Additional funding was provided by a carbon credit streaming agreement and associated royalty agreement with Toronto-based Carbon Streaming Corp. (OTCMKTS: OFSTF).
Standard Biocarbon, headquartered in Portland, is a clean-tech startup producing biochar at an industrial scale using state-of-the art technology from Germany. The company’s mission is to lead a modern North American biochar industry as part of a global climate solution. SBC’s vision is to be the largest biochar producer in North America.
Founded by Fred and Tom Horton, whose parents started importing Jotul wood stoves from Norway to Portland in 1972, SBC’s manufacturing facility, adjacent to the Pleasant River Sawmill in Enfield, will use low-grade wood that has experienced declining demand due to closures of biomass power plants and paper mills.
“We believe this is a step forward to attract more negative emission technologies to Maine to support the global goal of carbon neutrality,” said Frederick Horton.
Standard Biocarbon originally intended to locate its biochar facility at the developing innovation and industrial park at the former Great Northern Paper site in East Millinocket.
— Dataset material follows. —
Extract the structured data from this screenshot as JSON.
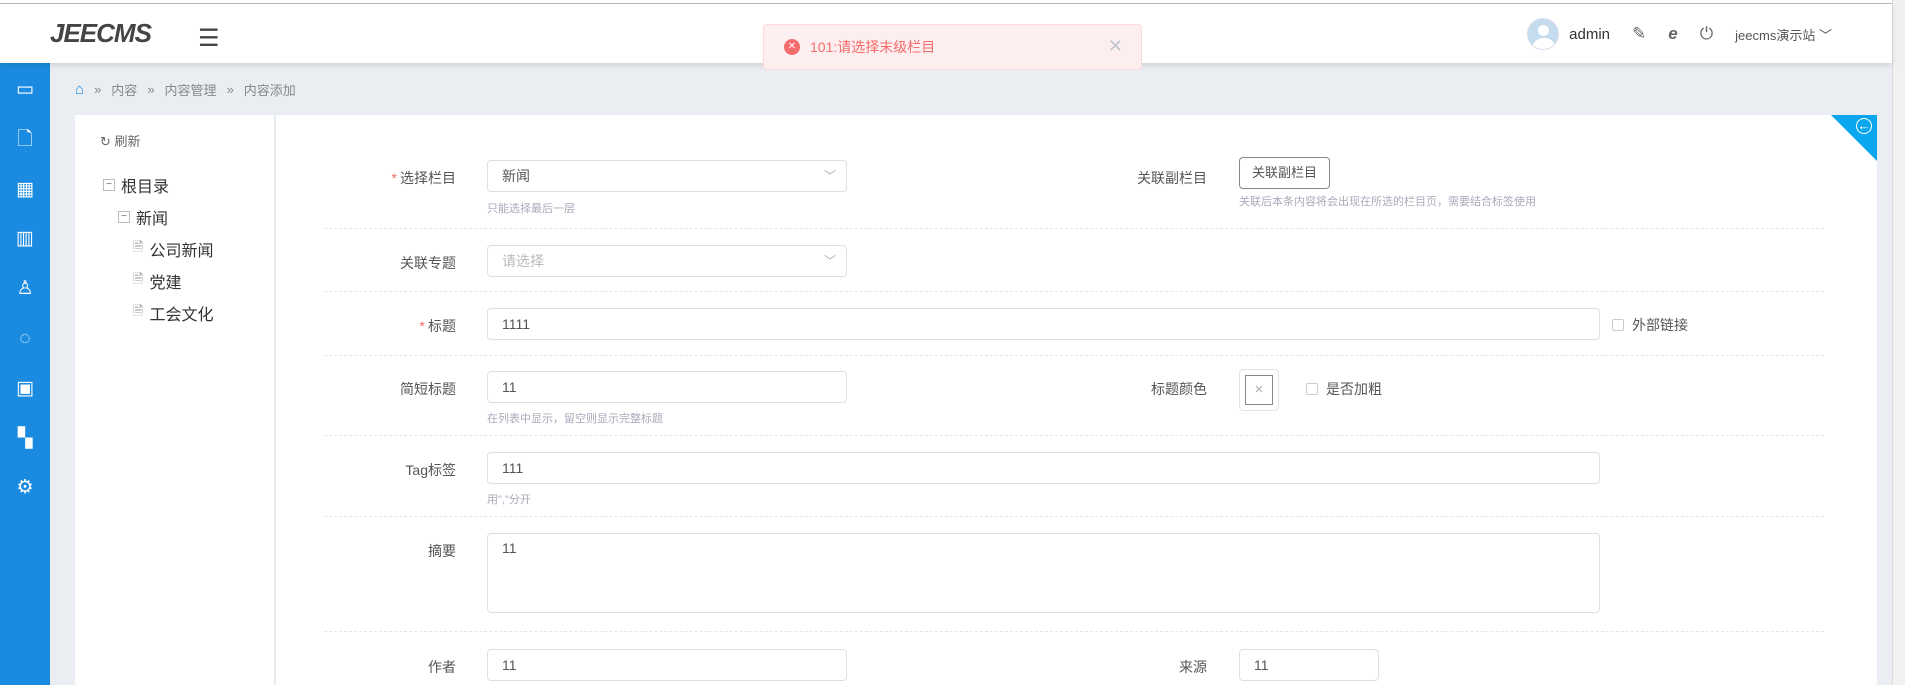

But the mill redevelopment had not progressed to the point where SBC could locate there, Tom Horton told Mainebiz.
The plan now is to co-locate the facility at the Pleasant River Mill, at 542 Hammett Road in Enfield, where the site offers a large and reliable supply of clean, high-quality feedstock in the form of mill residuals and the support and assistance of Chris and Jason Brochu, co-presidents of Pleasant River Lumber.
“We may ultimately locate a facility in East Millinocket, but our current focus is getting our first facility operational in 2023,” Horton said.
The biochar facility in Enfield is now under construction, and will consist of the two Pyreg P1500 pyrolizers, a feed system, chip drying and sizing technology, and a bagging system, all housed in a new 50-by-125-foot building.
SBC ordered the Pyreg equipment in February 2021.
“There were a few supply chain delays, but we are delighted that the equipment has finally arrived and will be installed in the coming months,” Horton said.
Because some of the construction work can’t be done until the ground thaws, SBC anticipates installing the equipment in late spring and beginning operations in summer 2023.
There are some interesting logistics to getting the machines installed.
“The pyrolsis equipment is turn-key, but it will need to be paired with locally sourced feed, sizing and drying equipment, so there is some amount of engineering and local fabrication to be completed,” said Horton.
The price of the machines was not disclosed.
The goal is to produce about 100 tons — 10,000 cubic yards — of biochar per month.
SBC said it plans to supply certified carbon removal capacity to emerging private carbon-credit markets, which offer corporations and individuals the opportunity to “buy back” their emissions.
“Markets for both biochar and carbon removal have enormous potential for scale and the critical input, woody biomass, is in abundant supply in Maine,” SBC said.